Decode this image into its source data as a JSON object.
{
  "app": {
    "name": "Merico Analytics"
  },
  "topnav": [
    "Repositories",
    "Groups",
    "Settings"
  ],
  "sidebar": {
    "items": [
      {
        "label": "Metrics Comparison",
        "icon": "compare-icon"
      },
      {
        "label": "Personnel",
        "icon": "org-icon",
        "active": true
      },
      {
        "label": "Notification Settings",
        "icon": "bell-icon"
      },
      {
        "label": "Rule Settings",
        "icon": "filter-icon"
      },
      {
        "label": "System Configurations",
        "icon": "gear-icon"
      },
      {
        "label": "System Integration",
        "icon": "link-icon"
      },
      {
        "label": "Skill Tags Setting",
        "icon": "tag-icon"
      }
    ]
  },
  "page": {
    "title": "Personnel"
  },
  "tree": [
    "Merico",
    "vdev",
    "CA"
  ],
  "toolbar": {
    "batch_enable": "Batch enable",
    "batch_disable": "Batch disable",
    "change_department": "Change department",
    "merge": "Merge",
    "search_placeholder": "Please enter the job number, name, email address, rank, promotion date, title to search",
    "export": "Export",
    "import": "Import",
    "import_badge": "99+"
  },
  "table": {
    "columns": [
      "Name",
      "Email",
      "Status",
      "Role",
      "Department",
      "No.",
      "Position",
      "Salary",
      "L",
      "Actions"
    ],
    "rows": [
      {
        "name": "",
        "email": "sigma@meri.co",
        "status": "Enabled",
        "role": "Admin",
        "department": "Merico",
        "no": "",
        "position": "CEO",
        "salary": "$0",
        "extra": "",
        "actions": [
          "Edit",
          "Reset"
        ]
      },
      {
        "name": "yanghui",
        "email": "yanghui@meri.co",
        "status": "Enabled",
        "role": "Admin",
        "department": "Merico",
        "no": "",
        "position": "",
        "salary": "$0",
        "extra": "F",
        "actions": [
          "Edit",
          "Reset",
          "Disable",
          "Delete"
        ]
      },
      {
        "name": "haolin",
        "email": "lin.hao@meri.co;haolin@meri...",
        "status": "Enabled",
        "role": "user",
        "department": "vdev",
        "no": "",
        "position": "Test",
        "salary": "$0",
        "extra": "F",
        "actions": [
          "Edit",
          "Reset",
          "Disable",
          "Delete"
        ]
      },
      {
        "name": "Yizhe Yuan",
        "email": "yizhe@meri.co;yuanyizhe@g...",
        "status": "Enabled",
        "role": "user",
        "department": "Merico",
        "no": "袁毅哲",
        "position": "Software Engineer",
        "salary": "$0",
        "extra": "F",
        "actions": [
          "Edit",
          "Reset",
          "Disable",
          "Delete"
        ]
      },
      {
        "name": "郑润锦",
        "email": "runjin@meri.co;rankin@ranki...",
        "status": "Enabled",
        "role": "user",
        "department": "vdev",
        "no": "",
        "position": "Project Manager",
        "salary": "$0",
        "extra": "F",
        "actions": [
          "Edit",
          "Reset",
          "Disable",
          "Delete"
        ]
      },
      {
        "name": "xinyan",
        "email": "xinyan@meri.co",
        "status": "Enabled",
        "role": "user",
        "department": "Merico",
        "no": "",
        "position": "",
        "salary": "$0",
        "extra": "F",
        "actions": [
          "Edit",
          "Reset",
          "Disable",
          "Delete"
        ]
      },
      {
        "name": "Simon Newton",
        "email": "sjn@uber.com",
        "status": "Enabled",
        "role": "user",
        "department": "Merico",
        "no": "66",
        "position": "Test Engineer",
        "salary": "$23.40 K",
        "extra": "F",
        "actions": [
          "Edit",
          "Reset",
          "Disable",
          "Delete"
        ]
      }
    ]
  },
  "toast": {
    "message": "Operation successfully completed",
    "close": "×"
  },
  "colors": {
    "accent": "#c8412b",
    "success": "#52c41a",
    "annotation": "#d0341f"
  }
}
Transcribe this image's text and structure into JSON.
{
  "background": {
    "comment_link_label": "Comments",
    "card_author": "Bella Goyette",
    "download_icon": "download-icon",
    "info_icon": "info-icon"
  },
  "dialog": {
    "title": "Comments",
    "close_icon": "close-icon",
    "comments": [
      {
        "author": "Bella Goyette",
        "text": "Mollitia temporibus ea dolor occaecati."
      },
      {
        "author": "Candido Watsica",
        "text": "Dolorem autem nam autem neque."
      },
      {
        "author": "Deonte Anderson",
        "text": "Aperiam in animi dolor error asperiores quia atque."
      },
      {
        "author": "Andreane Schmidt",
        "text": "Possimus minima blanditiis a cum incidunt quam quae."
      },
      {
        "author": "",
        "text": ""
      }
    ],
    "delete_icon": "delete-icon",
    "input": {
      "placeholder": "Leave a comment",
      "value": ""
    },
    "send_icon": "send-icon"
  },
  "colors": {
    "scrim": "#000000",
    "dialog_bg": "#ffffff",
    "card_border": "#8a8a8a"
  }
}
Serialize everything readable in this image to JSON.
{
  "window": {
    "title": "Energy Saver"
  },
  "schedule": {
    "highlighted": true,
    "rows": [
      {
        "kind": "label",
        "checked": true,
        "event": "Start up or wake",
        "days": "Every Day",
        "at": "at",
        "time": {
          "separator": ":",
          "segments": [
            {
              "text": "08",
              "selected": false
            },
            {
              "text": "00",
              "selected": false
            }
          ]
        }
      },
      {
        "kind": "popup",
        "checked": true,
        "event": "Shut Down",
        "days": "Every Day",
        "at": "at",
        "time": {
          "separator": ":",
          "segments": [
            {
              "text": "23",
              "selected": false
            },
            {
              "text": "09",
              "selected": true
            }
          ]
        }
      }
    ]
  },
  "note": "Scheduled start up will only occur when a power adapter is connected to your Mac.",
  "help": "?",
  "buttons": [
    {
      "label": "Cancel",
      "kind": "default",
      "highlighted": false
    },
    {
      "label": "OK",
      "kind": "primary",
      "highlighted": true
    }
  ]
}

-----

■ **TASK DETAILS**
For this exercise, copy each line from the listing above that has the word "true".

■ **EXERCISE ANSWER**
        "active": true
    "highlighted": true,
        "checked": true,
        "checked": true,
              "selected": true
      "highlighted": true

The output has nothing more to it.